For example, the following code searches for a specific word in a string, regardless of the case:
The `i` flag in the regular expression specifies a case-insensitive search. Without it, the search would be case-sensitive, and the expression would return `null`.
const uppercaseLetters = str.match(/[A-Z]/g);
console.log(uppercaseLetters); // logs [“T”, “P”, “R”, “E”, “M”, “U”, “L”, “J”]
In this example, the match() method is used to search for all uppercase letters in the string and return them as an array.
/[A-Z]/g pattern. Here, the square brackets contain a range of characters to match, in this case, all uppercase characters from A to Z. The “g” flag at the end ensures that the search is global, meaning that it will return all matches in the string.
For example, consider the following code:
const str = "Hello World"; const uppercaseRegex = /[A-Z]/g; const matches = str.match(uppercaseRegex); console.log(matches); // Output: ["H", "W"]
In this example, the code searches for all uppercase characters in the string “Hello World” and stores the matches in an array using the
match() method. The console output returns an array containing the uppercase letters “H” and “W”.
Matching Single Uppercase Characters
To match a single uppercase character, you can use the
[A-Z] character class. This will match any uppercase letter from A to Z:
const regex = /[A-Z]/; console.log(regex.test('A')); // true console.log(regex.test('b')); // false
If you want to match only one specific uppercase character, you can simply specify it within the character class:
const regex = /[D]/; console.log(regex.test('D')); // true console.log(regex.test('E')); // false
Matching Multiple Uppercase Characters
If you want to match strings that contain multiple uppercase characters, you can use the
+ quantifier. This will match one or more of the character that precedes it:
const regex = /[A-Z]+/; console.log(regex.test('HELLO')); // true console.log(regex.test('hello')); // false
If you want to match strings that contain a specific sequence of uppercase characters, you can use a capturing group to specify the exact pattern you want to match:
const regex = /(ABC)+/; console.log(regex.test('ABCABC')); // true console.log(regex.test('ABCD')); // false
Matching Uppercase Words
If you want to match strings that contain entire words in uppercase, you can use the
\b word boundary anchor. This will match the beginning or end of a word:
const regex = /\b[A-Z]+\b/; console.log(regex.test('HELLO WORLD')); // true console.log(regex.test('Hello World')); // false
- Use the

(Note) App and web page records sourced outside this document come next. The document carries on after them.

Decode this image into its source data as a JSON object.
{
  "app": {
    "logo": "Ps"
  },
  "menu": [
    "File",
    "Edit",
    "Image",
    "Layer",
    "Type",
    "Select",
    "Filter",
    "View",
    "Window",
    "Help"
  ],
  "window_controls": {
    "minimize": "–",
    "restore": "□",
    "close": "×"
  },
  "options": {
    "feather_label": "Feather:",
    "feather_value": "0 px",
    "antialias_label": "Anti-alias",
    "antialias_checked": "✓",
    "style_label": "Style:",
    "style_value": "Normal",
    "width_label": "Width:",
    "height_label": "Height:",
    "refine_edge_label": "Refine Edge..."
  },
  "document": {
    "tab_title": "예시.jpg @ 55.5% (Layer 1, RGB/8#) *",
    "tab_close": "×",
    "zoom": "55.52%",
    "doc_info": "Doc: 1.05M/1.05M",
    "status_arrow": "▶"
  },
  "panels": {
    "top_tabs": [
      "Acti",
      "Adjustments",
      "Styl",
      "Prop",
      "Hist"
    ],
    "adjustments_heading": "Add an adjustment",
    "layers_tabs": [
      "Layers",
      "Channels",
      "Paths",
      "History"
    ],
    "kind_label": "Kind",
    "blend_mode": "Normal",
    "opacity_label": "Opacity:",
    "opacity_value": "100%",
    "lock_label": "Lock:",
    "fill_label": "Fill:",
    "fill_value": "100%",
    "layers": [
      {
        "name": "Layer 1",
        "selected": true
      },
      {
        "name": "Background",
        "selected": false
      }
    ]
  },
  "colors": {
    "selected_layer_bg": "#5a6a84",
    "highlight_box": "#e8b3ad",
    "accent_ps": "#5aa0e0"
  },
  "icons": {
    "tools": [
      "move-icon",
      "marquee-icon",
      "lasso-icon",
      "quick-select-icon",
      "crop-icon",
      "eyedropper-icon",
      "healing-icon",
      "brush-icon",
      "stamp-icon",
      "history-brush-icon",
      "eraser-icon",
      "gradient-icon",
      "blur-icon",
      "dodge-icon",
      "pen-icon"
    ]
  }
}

\bboundary to match uppercase letters at the beginning of a word. For example,
/\b[A-Z]/will match any uppercase letter at the beginning of a word.
- Use the
\Bboundary to match uppercase letters within a word. For example,
/\B[A-Z]/will match any uppercase letter not at the beginning of a word.
- Use the
/gflag to match all occurrences of an uppercase letter in a string. For example,
/[A-Z]/gwill match all uppercase letters in a string.
- Combine multiple patterns with the
|operator. For example,
/\b[A-Z]|\B[A-Z]/gwill match all uppercase letters at the beginning of a word and within a word.
- Remember that regular expressions are case-sensitive by default. Use the
iflag to make the matching case-insensitive. For example,
/[A-Z]/giwill match all uppercase letters regardless of case.
- Validating that a string starts with an uppercase letter:
- Replacing all occurrences of uppercase letters in a string:
- Matching strings that contain only uppercase letters:
let uppercaseRegex = /^[A-Z]/; //matches the first uppercase letter
let str = “Hello World”;
let replacedStr = str.replace(/[A-Z]/g, “X”); //returns “XXXXX XXXXX”
let uppercaseOnlyRegex = /^[A-Z]+$/; //matches if string contains only uppercase letters
One of the most common issues is failing to use the case-sensitive flag when matching uppercase letters. By default, most regex engines are case-insensitive, which means that they will match both uppercase and lowercase letters without distinction. To match only uppercase letters, you’ll need to include the “g” flag in your regex pattern, which stands for “global” and tells the engine to match all occurrences of the pattern.